On January 1, 1999, a new currency was launched in
Ten years after the Euro was introduced in
During the first ten years of the Euro, many complained that the bank used an interest rate policy that couldn’t give rate cuts to individual countries when they were having economic problems. Thus the Euro plunged from $1.18 to only 82 cents by the end of 2000. Things are different now. As the credit crisis has swept over the global economy, the Euro has become stronger – it has risen against the British pound and is worth about $1.40. Also, about 15 million jobs have been created in the last six years because trade and travel have been much easier due to the single market that the Eurozone provides.
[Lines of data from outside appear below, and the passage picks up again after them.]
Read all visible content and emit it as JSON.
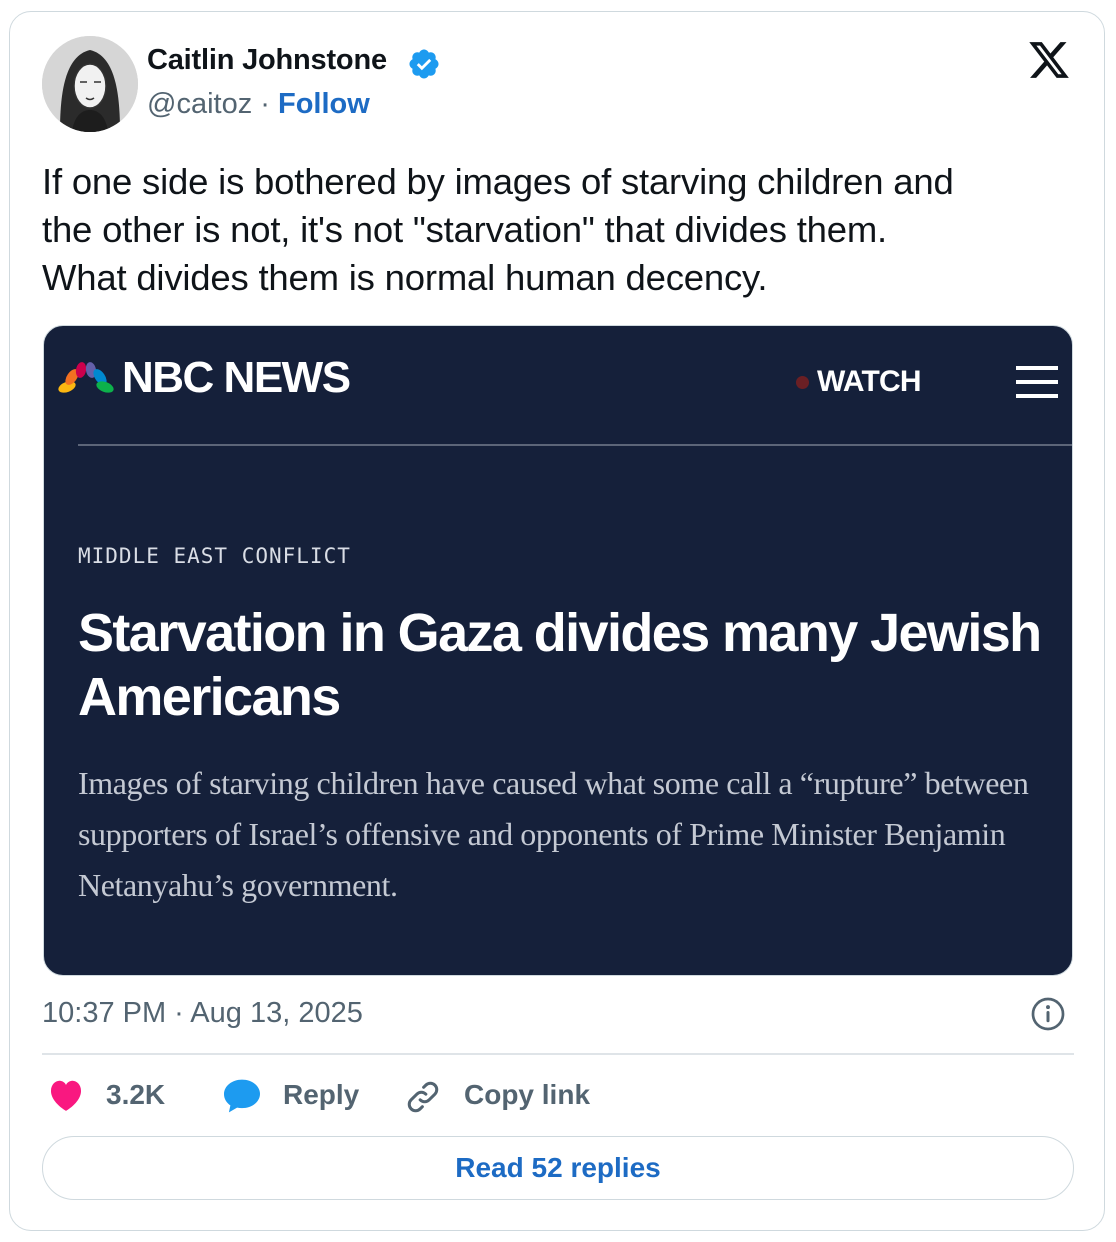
{
  "author": {
    "name": "Caitlin Johnstone",
    "handle": "@caitoz",
    "separator": "·",
    "follow_label": "Follow",
    "verified_color": "#1d9bf0"
  },
  "tweet": {
    "text": "If one side is bothered by images of starving children and\nthe other is not, it's not \"starvation\" that divides them.\nWhat divides them is normal human decency."
  },
  "embed": {
    "logo_text": "NBC NEWS",
    "watch_label": "WATCH",
    "kicker": "MIDDLE EAST CONFLICT",
    "headline": "Starvation in Gaza divides many Jewish Americans",
    "dek": "Images of starving children have caused what some call a “rupture” between supporters of Israel’s offensive and opponents of Prime Minister Benjamin Netanyahu’s government.",
    "background_color": "#15203a"
  },
  "meta": {
    "timestamp": "10:37 PM · Aug 13, 2025"
  },
  "actions": {
    "likes_count": "3.2K",
    "reply_label": "Reply",
    "copy_link_label": "Copy link",
    "like_color": "#f91880",
    "reply_color": "#1d9bf0"
  },
  "footer": {
    "read_replies_label": "Read 52 replies"
  },
  "icons": [
    "x-logo-icon",
    "verified-badge-icon",
    "nbc-peacock-icon",
    "menu-icon",
    "info-icon",
    "heart-icon",
    "speech-bubble-icon",
    "link-icon"
  ]
}
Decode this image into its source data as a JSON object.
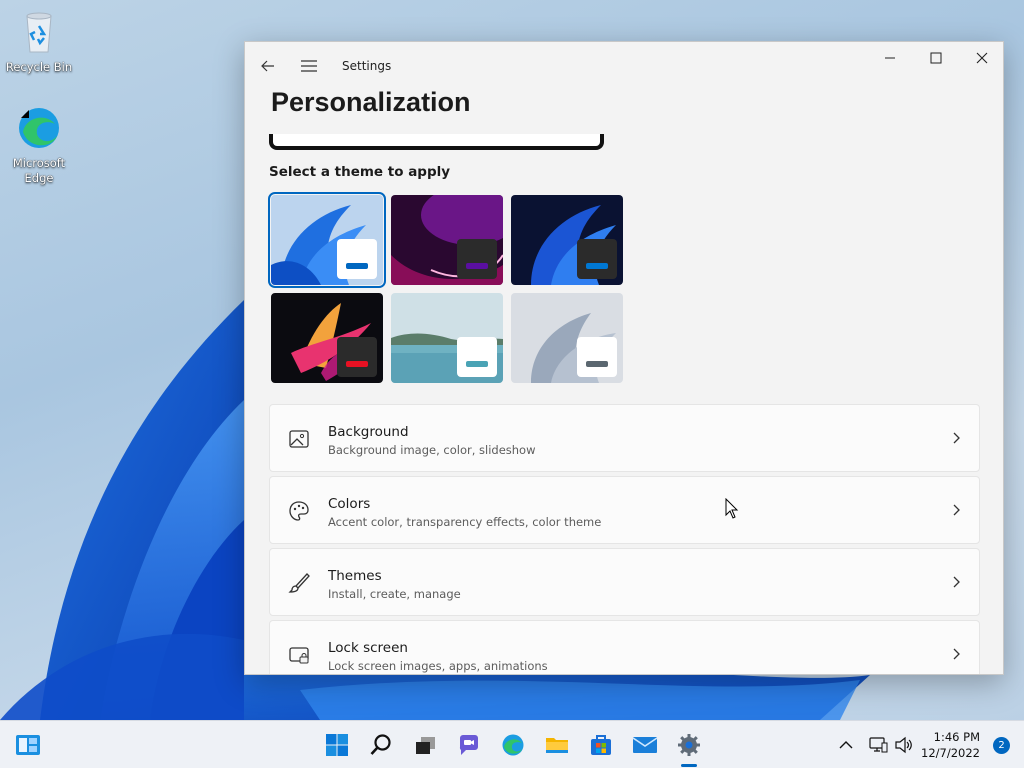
{
  "desktop": {
    "icons": [
      {
        "label": "Recycle Bin",
        "icon": "recycle-bin-icon"
      },
      {
        "label": "Microsoft Edge",
        "icon": "edge-icon"
      }
    ]
  },
  "window": {
    "app_title": "Settings",
    "page_title": "Personalization",
    "section_label": "Select a theme to apply",
    "themes": [
      {
        "name": "windows-light",
        "accent": "#0067c0",
        "selected": true
      },
      {
        "name": "glow",
        "accent": "#5a0fa0",
        "selected": false
      },
      {
        "name": "windows-dark",
        "accent": "#0078d4",
        "selected": false
      },
      {
        "name": "captured-motion",
        "accent": "#e81123",
        "selected": false
      },
      {
        "name": "sunrise",
        "accent": "#4aa3b5",
        "selected": false
      },
      {
        "name": "flow",
        "accent": "#5b6770",
        "selected": false
      }
    ],
    "settings": [
      {
        "title": "Background",
        "subtitle": "Background image, color, slideshow",
        "icon": "image-icon"
      },
      {
        "title": "Colors",
        "subtitle": "Accent color, transparency effects, color theme",
        "icon": "palette-icon"
      },
      {
        "title": "Themes",
        "subtitle": "Install, create, manage",
        "icon": "brush-icon"
      },
      {
        "title": "Lock screen",
        "subtitle": "Lock screen images, apps, animations",
        "icon": "lock-screen-icon"
      }
    ]
  },
  "taskbar": {
    "apps": [
      "widgets-icon",
      "start-icon",
      "search-icon",
      "task-view-icon",
      "chat-icon",
      "edge-icon",
      "file-explorer-icon",
      "store-icon",
      "mail-icon",
      "settings-icon"
    ],
    "time": "1:46 PM",
    "date": "12/7/2022",
    "notification_count": "2"
  },
  "colors": {
    "accent": "#0067c0"
  }
}
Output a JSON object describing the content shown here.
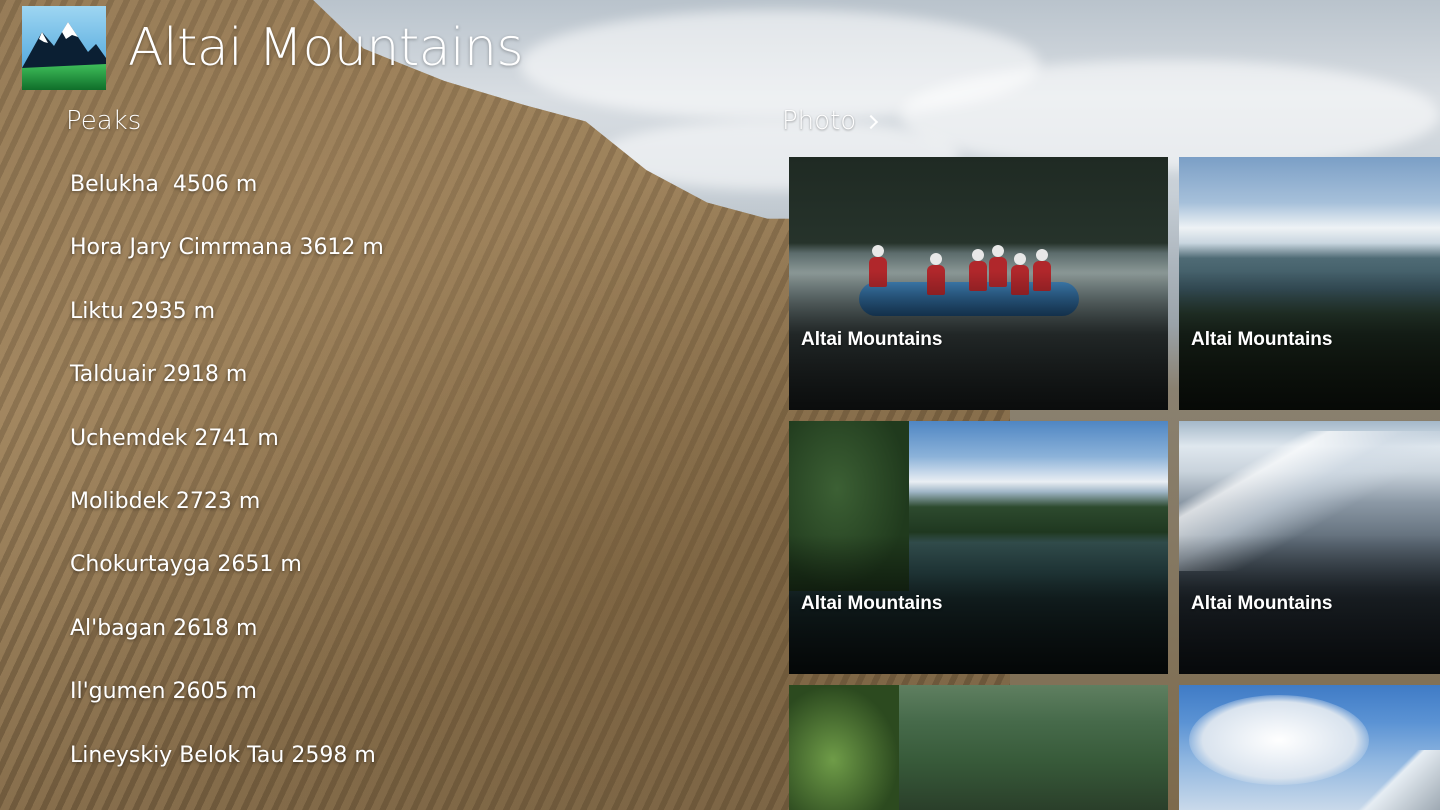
{
  "app": {
    "title": "Altai Mountains",
    "logo_icon": "mountain-logo-icon"
  },
  "peaks": {
    "header": "Peaks",
    "items": [
      "Belukha  4506 m",
      "Hora Jary Cimrmana 3612 m",
      "Liktu 2935 m",
      "Talduair 2918 m",
      "Uchemdek 2741 m",
      "Molibdek 2723 m",
      "Chokurtayga 2651 m",
      "Al'bagan 2618 m",
      "Il'gumen 2605 m",
      "Lineyskiy Belok Tau 2598 m"
    ]
  },
  "photo": {
    "header": "Photo",
    "header_icon": "chevron-right-icon",
    "tiles": [
      {
        "caption": "Altai Mountains"
      },
      {
        "caption": "Altai Mountains"
      },
      {
        "caption": "Altai Mountains"
      },
      {
        "caption": "Altai Mountains"
      },
      {
        "caption": ""
      },
      {
        "caption": ""
      }
    ]
  },
  "colors": {
    "text": "#ffffff",
    "logo_sky": "#5fb6e6",
    "logo_green": "#1f9a3a"
  }
}
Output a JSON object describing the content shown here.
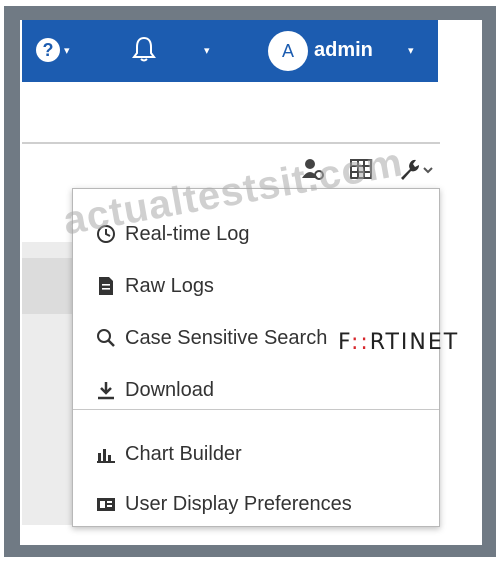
{
  "navbar": {
    "help_icon": "?",
    "bell_icon": "bell-icon",
    "avatar_letter": "A",
    "username": "admin",
    "caret": "▾"
  },
  "menu": {
    "items": [
      {
        "label": "Real-time Log",
        "icon": "clock-icon"
      },
      {
        "label": "Raw Logs",
        "icon": "document-icon"
      },
      {
        "label": "Case Sensitive Search",
        "icon": "search-case-icon"
      },
      {
        "label": "Download",
        "icon": "download-icon"
      },
      {
        "label": "Chart Builder",
        "icon": "chart-icon"
      },
      {
        "label": "User Display Preferences",
        "icon": "display-preferences-icon"
      }
    ]
  },
  "watermark": "actualtestsit.com",
  "brand": {
    "prefix": "F",
    "accent": "::",
    "suffix": "RTINET"
  },
  "colors": {
    "navbar": "#1c5cb0",
    "frame": "#707a84",
    "brand_accent": "#d7262b"
  }
}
It has also invited more foreign investment.
In conclusion, countries that have adopted the Euro as their official currency, most recent being Slovakia, are now enjoying a more efficient bond market and with less inflation.